• **Task objective**: Which lines of the records contain the word "watermark"? Copy each one.

• **Material supplied**:
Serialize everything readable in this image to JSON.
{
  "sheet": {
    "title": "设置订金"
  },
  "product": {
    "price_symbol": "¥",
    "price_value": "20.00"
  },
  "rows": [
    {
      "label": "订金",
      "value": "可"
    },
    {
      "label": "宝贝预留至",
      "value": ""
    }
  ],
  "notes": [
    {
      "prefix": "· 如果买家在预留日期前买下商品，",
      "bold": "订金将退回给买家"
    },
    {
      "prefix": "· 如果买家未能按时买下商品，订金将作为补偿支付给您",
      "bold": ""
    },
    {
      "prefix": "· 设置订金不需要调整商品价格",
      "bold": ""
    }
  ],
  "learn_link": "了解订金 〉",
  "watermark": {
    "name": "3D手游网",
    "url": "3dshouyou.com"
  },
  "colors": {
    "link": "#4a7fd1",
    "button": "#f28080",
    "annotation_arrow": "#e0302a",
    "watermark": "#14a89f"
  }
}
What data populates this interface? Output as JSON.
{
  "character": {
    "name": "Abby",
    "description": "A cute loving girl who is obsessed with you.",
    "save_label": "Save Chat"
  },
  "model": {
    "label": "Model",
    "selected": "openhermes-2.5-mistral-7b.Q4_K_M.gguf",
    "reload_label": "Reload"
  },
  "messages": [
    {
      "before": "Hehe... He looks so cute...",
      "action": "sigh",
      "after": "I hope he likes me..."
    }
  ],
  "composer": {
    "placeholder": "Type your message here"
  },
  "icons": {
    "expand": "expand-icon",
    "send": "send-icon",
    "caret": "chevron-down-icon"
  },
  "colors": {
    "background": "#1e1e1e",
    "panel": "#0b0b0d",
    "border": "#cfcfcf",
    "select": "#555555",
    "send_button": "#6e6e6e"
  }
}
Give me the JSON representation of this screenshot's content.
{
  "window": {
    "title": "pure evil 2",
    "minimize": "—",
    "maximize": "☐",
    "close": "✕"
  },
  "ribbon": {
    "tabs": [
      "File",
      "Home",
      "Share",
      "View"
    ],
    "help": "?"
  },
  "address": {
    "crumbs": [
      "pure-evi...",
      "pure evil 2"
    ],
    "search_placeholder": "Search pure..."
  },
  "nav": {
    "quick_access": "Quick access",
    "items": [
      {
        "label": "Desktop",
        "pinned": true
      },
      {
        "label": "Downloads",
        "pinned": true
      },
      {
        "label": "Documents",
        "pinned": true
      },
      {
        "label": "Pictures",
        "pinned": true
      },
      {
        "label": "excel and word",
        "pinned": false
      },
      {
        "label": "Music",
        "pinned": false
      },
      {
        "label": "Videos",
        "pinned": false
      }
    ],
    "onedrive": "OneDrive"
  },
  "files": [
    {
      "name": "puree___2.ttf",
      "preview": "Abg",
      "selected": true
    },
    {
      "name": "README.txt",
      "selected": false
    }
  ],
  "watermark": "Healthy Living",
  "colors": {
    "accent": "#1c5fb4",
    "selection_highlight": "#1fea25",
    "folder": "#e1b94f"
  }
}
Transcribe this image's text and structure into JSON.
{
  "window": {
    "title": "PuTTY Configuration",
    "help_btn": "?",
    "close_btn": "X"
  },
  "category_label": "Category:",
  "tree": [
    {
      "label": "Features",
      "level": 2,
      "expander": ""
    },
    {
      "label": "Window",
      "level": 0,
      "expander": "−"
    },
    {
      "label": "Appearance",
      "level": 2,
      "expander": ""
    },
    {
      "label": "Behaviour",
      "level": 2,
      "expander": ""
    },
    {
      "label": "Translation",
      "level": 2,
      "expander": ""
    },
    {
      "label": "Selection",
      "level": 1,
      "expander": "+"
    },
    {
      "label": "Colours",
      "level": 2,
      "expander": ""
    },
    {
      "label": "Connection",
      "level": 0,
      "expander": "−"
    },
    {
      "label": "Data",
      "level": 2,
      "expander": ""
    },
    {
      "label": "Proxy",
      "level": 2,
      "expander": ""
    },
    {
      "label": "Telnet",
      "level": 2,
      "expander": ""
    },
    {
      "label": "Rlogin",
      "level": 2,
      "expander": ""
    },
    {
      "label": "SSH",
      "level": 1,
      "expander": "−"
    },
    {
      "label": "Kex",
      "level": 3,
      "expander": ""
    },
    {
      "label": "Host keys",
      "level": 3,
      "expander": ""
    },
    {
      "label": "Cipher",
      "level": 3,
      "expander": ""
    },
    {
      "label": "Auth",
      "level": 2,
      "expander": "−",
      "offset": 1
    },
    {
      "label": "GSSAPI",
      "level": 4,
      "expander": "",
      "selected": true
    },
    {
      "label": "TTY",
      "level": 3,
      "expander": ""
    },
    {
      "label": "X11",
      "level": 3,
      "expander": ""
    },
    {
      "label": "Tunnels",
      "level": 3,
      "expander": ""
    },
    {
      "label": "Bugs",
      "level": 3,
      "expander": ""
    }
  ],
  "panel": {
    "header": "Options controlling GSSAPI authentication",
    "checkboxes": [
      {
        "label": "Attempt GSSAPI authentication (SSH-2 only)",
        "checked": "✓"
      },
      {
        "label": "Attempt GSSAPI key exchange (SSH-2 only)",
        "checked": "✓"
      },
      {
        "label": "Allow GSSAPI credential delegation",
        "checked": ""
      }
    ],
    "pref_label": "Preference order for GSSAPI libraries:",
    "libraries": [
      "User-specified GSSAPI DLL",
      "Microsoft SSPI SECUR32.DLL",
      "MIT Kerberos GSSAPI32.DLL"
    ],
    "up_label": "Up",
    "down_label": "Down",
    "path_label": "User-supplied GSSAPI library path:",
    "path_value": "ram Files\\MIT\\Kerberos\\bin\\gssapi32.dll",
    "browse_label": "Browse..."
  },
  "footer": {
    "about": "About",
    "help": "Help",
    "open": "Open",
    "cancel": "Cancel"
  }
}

• **Exercise result**:
  "watermark": {
    "watermark": "#14a89f"
  "watermark": "Healthy Living",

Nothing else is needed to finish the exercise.